    Each organization expresses these four habits differently. Each faces a unique regulatory and reimbursement environment and has different resources, so each uses different tools and terminologies, varying in the details of how they specify decisions or measure clinical processes. Still, the habits are the same. As we seek models for achieving high-value health care, we must look past the particularities of local structures and tactics to the habits they reflect. Although a “dominant” delivery model may not be transferrable, the habits of high-value health care may be.

    The specification of choices, transitions, subgroups, and patient pathways represents a substantial investment in advance planning. It contrasts sharply with the common practice of focusing management planning on the utilization of expensive resources, such as tests, procedures, and bed-days, rather than on the problems these resources are designed to solve. Many hospitals and clinicians do not plan care processes in advance in such detail; instead, they treat each new patient or problem as a random draw from a heterogeneous population and must therefore reinvent the strategy for solving it.

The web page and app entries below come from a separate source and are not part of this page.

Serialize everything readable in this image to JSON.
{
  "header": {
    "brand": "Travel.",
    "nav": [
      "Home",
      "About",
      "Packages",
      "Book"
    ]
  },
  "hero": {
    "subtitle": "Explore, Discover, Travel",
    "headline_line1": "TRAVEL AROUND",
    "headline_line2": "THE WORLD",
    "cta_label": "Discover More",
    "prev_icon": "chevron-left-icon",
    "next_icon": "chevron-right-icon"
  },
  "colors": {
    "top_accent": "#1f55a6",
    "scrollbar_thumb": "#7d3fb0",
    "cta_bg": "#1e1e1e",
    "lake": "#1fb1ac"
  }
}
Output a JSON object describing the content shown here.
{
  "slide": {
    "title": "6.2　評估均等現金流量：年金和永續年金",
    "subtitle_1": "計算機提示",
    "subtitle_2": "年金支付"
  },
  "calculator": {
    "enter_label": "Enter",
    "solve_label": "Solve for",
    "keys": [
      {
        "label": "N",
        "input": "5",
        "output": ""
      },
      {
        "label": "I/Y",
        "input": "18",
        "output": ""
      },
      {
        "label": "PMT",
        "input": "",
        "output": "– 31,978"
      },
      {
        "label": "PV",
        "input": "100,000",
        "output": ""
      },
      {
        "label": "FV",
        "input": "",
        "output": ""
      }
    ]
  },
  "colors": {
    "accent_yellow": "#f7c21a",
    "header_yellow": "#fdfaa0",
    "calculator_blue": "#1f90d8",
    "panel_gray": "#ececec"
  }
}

    A second common habit is infrastructure design. High-value health care organizations deliberately design microsystems3 — including staff, information and clinical technology, physical space, business processes, and policies and procedures that support patient care — to match their defined subpopulations and pathways. Thus, different conditions or patient groups have different microsystem designs. The various tasks of care are allocated to different members of a clinical team (including the patient), with the skill and training of each staff member matched to the work. Such organizations make thoughtful use of assistive personnel and alternative providers, and they ensure that each has the necessary resources by carefully designing the supply chain of equipment and information, simplifying workflow, and reducing work stress. They also harmonize the parts of their management system so that budgets, incentives, data, goals, clinical processes, educational programs, and team structures are all mutually reinforcing.4 Unit-level routines, such as joint ward rounds, team meetings, and executive “walk-arounds,” help tie microsystem components together.

    Attention to microsystem design and integration represents an important shift away from general-services-organization designs that use a single platform to meet the needs of many different patient groups and that focus on maximizing the use of scarce resources, such as operating-room slots, ICU beds, and physicians.

    The third habit is measurement and oversight. For many, measurement of clinical operations is driven by external audiences: payers, regulators, and rating agencies. Although high-value organizations share this reporting obligation, they primarily use measurement for internal process control and performance management. They collect more (and more detailed) measurements than those required for external reporting, selecting those that inform staff about clinical performance. For instance, of the 200-plus measurements used by Intermountain, more than two thirds were developed or refined internally rather than imported unmodified from external agencies. Moreover, such organizations integrate their measurement activities with other organizational priorities such as pay for performance, annual target setting, and improvement activities, making measurement an integral part of accountability and performance management. For example, each year Intermountain’s board selects a different group of measurements from the institution’s overall measurement set to use for annual quality and efficiency bonuses.